Check Your Timing
To get started, we must first determine the best time for you to enroll in Medicare. At age 65, if you are a U.S. citizen, you are eligible to begin Medicare—but being eligible doesn’t mean that you have to sign up right then. If you are already receiving Social Security when you turn 65 (which is another topic we will discuss in a future post), you should be automatically enrolled in Medicare Parts A and B—but, again, this doesn’t necessarily mean that you have to accept, and pay for, Part B. By receiving Social Security benefits, you are automatically enrolled in Part A. Your decision to sign up for Part B is going to be determined by whether you have coverage through an employer group health insurance policy. This is the case whether you are receiving Social Security benefits or not.

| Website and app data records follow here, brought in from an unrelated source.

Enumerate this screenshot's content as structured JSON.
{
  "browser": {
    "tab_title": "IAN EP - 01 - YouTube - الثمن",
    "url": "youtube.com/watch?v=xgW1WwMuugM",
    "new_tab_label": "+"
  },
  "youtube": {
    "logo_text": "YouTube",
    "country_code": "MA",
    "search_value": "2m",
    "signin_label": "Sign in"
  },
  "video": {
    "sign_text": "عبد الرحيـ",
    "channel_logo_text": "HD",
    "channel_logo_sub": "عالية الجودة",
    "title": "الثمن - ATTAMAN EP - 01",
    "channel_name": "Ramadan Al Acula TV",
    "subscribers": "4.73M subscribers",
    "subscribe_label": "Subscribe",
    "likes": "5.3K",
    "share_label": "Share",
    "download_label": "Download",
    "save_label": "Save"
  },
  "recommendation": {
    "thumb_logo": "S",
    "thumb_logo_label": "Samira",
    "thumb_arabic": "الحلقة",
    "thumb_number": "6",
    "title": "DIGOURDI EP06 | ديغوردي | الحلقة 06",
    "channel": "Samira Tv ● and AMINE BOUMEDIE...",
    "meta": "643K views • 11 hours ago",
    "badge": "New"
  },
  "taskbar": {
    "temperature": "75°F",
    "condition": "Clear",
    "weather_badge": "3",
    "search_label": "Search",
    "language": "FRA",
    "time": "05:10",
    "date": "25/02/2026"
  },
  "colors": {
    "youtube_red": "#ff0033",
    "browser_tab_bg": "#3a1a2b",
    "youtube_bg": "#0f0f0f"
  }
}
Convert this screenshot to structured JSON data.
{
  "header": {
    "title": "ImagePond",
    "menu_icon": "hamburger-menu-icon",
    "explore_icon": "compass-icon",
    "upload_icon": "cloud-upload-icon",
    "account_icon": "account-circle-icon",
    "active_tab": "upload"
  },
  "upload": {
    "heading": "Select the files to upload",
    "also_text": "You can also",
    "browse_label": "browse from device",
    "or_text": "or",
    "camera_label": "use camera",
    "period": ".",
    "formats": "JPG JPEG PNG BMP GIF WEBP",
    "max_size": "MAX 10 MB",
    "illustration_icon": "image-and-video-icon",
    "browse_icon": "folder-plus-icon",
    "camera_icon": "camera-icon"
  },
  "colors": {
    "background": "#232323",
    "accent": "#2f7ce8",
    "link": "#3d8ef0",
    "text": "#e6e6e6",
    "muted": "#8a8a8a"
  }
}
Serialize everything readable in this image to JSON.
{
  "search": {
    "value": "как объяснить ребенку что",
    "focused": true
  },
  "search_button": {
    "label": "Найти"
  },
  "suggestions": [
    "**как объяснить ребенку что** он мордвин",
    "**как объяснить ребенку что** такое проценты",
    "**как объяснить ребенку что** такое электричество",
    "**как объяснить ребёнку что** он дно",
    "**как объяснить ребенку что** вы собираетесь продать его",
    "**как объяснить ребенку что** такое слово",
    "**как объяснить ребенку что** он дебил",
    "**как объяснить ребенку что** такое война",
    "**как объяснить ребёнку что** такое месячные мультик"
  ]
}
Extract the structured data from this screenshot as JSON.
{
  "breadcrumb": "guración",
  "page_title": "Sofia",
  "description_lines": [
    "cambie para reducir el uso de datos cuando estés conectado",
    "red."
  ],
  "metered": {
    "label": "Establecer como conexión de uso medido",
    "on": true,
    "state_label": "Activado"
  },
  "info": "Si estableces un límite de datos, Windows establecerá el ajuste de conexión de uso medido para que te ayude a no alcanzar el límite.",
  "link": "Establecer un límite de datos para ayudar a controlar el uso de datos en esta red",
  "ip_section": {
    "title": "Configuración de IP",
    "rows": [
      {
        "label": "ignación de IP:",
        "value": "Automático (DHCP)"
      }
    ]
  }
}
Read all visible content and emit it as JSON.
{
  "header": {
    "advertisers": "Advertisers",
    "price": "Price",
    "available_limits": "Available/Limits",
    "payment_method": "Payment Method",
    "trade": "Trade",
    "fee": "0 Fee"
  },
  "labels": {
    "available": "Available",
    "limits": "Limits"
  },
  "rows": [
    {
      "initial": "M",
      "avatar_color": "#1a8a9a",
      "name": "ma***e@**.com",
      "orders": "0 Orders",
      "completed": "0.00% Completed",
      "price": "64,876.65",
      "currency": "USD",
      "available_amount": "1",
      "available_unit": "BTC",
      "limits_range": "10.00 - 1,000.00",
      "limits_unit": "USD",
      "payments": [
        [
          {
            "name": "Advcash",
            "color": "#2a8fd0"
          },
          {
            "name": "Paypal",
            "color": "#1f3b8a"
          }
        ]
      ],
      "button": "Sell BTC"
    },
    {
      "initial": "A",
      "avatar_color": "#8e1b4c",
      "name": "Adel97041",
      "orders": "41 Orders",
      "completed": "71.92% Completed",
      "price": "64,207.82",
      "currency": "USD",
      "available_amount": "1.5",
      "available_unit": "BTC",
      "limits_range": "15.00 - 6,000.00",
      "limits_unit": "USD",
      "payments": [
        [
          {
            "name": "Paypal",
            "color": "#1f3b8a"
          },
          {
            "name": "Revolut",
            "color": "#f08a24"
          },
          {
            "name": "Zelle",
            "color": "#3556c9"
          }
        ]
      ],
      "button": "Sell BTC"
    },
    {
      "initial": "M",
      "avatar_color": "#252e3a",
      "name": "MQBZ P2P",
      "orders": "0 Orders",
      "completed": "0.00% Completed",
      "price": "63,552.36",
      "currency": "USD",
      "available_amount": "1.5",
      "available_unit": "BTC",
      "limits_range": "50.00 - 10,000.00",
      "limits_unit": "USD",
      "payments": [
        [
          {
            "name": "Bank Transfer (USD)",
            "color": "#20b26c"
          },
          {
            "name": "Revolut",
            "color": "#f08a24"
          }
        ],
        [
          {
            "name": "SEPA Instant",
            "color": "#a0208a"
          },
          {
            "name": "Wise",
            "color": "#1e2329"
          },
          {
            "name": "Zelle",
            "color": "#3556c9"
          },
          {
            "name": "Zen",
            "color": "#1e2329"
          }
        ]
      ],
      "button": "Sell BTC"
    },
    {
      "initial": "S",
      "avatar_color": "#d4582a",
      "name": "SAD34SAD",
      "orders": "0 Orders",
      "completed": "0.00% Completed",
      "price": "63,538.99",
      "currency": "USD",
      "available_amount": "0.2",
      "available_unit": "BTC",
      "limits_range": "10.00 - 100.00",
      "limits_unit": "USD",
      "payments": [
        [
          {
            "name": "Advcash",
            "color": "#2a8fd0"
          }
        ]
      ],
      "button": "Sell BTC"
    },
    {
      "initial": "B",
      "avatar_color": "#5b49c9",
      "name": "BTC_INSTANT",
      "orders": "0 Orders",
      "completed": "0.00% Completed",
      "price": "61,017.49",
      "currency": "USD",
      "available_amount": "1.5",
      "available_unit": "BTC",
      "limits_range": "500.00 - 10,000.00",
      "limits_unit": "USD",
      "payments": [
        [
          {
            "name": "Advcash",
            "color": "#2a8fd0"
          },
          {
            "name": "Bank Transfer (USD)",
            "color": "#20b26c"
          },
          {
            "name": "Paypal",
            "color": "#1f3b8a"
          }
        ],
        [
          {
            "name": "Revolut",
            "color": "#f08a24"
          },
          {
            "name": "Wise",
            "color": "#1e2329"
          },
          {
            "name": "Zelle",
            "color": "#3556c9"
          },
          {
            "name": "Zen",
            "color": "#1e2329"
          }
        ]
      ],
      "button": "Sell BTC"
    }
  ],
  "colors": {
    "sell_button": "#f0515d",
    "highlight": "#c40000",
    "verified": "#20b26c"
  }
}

So if you are turning 65 and are not covered by a group health policy through an employer, you’ll want to sign up during your initial enrollment period, which is the seven-month window surrounding your birth month (the window includes the three months before your birth month, your birth month, and the three months after). If you are covered by a group health insurance policy, you’ll need to enroll during a special enrollment period. For Parts A and B, this means that you can enroll at any time while you are still covered, or within eight months after coverage or employment ends (whichever is first). For Part D, you’ll have 63 days after the coverage or employment ends (again, whichever is first).
Of course, there is always an exception to make things more complicated. If you are covered by an employer group plan with fewer than 20 employees, then you must sign up during your initial enrollment period. This is because, for small employers, the group plan will stop being the “primary” payer of claims and will become “secondary” to Medicare.
If you make a mistake in this phase of your enrollment, you could end up paying late enrollment penalties. And these are not small, slap-on-the-wrist kinds of penalties. In most cases, if you don’t sign up when you are first eligible, your premium can go up 10% for each 12-month period that you would have had coverage. And those increases don’t go away after a year or two. They follow you for life. Or you could end up with a more costly coverage that you cannot switch out of. You could face long delays in enrollment of up to a year and a half without coverage. And finally, you could end up having to pay back health care costs that you thought were covered.
It’s obvious that the basic step of signing up for Medicare is anything but basic. And that’s just signing up. Deciding which path and which plans are best for you isn’t exactly a picnic either. We’ll discuss those in future posts.